An Iraqi refugee booted off a Southwest Airlines flight for speaking Arabic. A Muslim family kicked off an American Airlines flight after the mother asked a flight attendant for help securing her child in a booster seat. A Muslim chaplain denied an unopened can of soda by a flight attendant because it could be used as a weapon.
All three of those incidents happened in 2015 and 2016, and now a high-ranking senate Democrat wants the airline industry to explain how it can guarantee similar incidents won't happen in the future, according to CNN.
"Airlines are entrusted with enormous responsibilities to keep our skies safe while respecting the rights of all passengers," Democratic Sen. Dick Durbin of Illinois wrote in a letter to Airlines for America, the commercial flight industry's trade association. "No airline passenger should be subject to discriminatory treatment on the basis of the passenger's religion or ethnicity."
The trade association hasn't responded to Durbin yet, and in an email response to CNN, a spokesman declined to discuss specifics, telling the network that "we look forward to reviewing Sen. Durbin's concerns and will respond to him accordingly."
Tahera Ahmad, a Muslim chaplain and director of interfaith engagement at Northwestern University, detailed her experience on the United Airlines flight in a March 29 Facebook post that garnered over 1,900 "likes" and 9,600 shares as of April 22.
Ahmad wrote that she shed "tears of humiliation from discrimination" after a flight attendant refused to provide her with an unopened can of Diet Coke.
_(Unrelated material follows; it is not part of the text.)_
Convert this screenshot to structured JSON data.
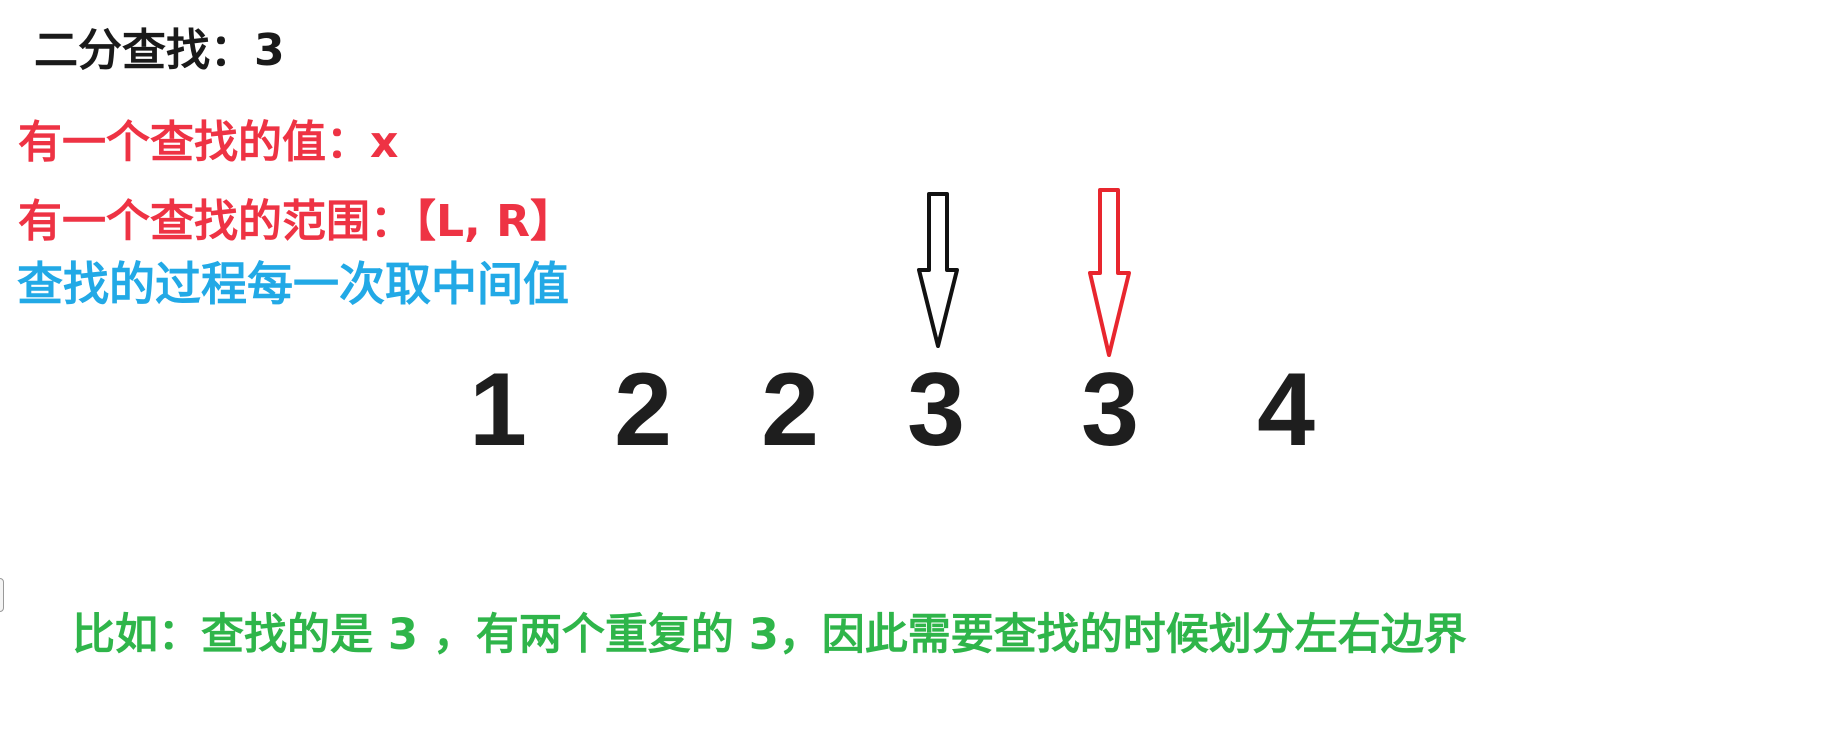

The flight attendant had reportedly just given an unopened bottle of beer to the man sitting next to Ahmad.
"We are unauthorized to give unopened cans to people because they may use it as a weapon on the plane," the flight attendant said, according to Ahmad.
Ahmad wrote that her fellow passengers were unsympathetic and that one passenger had "hate in his voice and raging eyes" when he told her, "[Y]ou know you would use it as a weapon, so shut the ---- up."
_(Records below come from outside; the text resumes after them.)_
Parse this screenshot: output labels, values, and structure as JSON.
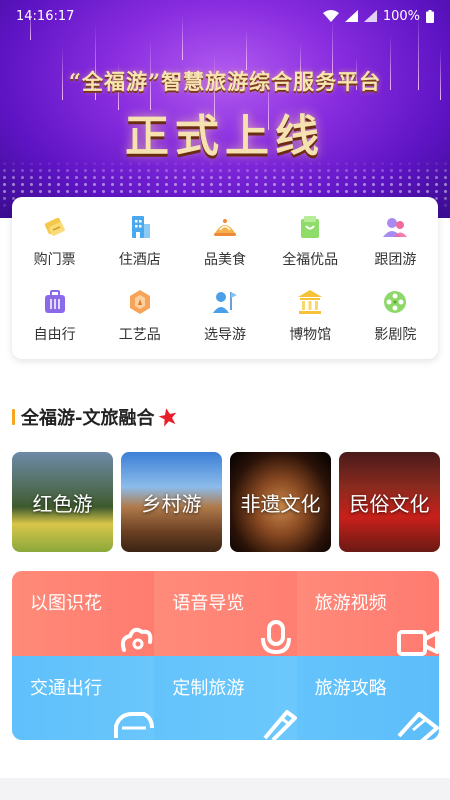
{
  "status_bar": {
    "time": "14:16:17",
    "battery": "100%"
  },
  "banner": {
    "subtitle": "“全福游”智慧旅游综合服务平台",
    "headline": "正式上线"
  },
  "categories": [
    {
      "label": "购门票",
      "icon": "ticket-icon"
    },
    {
      "label": "住酒店",
      "icon": "hotel-icon"
    },
    {
      "label": "品美食",
      "icon": "food-icon"
    },
    {
      "label": "全福优品",
      "icon": "shopping-bag-icon"
    },
    {
      "label": "跟团游",
      "icon": "tour-group-icon"
    },
    {
      "label": "自由行",
      "icon": "suitcase-icon"
    },
    {
      "label": "工艺品",
      "icon": "craft-icon"
    },
    {
      "label": "选导游",
      "icon": "guide-flag-icon"
    },
    {
      "label": "博物馆",
      "icon": "museum-icon"
    },
    {
      "label": "影剧院",
      "icon": "film-reel-icon"
    }
  ],
  "section": {
    "title": "全福游-文旅融合"
  },
  "culture": [
    {
      "label": "红色游"
    },
    {
      "label": "乡村游"
    },
    {
      "label": "非遗文化"
    },
    {
      "label": "民俗文化"
    }
  ],
  "services": [
    {
      "label": "以图识花",
      "icon": "flower-scan-icon"
    },
    {
      "label": "语音导览",
      "icon": "microphone-icon"
    },
    {
      "label": "旅游视频",
      "icon": "video-camera-icon"
    },
    {
      "label": "交通出行",
      "icon": "car-icon"
    },
    {
      "label": "定制旅游",
      "icon": "pen-icon"
    },
    {
      "label": "旅游攻略",
      "icon": "guide-book-icon"
    }
  ],
  "colors": {
    "accent_bar": "#f5a623",
    "service_warm": "#ff8a78",
    "service_cool": "#5fc0fb",
    "banner_purple": "#8a2ee0"
  }
}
The airline has since apologized to Ahmad for the incident, NBC News noted.
Durbin quoted U.S. Attorney General Loretta Lynch in his letter to the airline trade association, saying there's been "an alarming increase in anti-Muslim bigotry" on flights, according to CNN.
In the letter, the senator pressed the trade association to tell him what kind of diversity and non-discrimination training airlines provide to employees. He also asked them to describe how they investigate incidents of alleged bias as well as their procedures for dealing with complaints.